Dataset content:

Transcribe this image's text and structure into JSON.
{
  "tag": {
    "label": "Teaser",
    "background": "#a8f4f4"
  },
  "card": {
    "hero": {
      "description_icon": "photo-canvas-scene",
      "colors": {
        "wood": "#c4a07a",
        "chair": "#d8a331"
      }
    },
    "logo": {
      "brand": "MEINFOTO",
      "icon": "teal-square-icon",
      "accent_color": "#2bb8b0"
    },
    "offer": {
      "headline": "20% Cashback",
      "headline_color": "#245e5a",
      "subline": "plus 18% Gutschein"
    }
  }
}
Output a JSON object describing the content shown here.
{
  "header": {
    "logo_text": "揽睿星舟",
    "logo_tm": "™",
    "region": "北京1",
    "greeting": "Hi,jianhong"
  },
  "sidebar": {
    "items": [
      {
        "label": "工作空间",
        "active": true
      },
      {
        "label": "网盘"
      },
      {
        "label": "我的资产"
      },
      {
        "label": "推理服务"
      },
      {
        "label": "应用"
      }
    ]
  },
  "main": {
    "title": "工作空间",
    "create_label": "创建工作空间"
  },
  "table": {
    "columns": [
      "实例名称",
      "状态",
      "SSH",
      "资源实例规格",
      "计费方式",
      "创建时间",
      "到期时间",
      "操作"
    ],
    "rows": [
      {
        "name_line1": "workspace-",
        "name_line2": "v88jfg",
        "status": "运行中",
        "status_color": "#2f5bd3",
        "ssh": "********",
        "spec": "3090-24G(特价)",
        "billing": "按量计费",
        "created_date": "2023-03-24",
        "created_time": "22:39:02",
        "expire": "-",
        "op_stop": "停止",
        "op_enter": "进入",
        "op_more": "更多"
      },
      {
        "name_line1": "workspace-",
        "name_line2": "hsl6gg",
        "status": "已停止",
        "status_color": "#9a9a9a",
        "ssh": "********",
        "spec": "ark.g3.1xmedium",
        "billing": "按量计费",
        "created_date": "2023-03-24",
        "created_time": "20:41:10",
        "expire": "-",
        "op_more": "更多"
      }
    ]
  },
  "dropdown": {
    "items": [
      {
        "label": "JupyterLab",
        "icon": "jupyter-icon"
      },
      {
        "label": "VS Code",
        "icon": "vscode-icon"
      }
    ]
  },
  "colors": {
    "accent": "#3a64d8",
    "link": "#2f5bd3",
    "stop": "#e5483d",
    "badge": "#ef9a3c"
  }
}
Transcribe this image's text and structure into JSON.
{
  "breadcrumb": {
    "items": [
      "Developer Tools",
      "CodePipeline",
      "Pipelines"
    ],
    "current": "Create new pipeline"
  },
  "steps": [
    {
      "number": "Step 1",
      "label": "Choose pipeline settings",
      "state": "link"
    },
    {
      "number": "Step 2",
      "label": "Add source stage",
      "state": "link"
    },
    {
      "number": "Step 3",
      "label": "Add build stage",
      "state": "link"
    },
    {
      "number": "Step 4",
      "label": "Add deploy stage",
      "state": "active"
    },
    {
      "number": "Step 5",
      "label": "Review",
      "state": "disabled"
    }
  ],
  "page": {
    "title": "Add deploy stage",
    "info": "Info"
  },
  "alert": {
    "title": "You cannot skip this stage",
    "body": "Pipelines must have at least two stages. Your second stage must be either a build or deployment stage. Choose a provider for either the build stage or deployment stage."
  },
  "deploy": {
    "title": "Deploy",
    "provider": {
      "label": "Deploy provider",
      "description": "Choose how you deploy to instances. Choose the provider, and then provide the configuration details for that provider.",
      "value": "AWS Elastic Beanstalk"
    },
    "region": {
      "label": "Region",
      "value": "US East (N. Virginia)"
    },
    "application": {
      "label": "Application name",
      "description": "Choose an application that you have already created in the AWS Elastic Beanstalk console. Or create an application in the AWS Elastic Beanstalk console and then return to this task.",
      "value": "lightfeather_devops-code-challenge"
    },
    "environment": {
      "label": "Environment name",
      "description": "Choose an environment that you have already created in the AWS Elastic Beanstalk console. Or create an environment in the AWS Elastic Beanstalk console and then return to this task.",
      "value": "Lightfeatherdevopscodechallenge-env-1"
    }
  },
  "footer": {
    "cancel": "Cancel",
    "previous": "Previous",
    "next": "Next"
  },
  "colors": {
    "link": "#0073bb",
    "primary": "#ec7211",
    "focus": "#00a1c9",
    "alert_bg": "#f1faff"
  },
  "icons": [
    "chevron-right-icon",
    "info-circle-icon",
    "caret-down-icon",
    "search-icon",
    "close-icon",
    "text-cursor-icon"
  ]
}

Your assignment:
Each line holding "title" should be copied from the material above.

Answer for this exercise:
    "title": "工作空间",
    "title": "Add deploy stage",
    "title": "You cannot skip this stage",
    "title": "Deploy",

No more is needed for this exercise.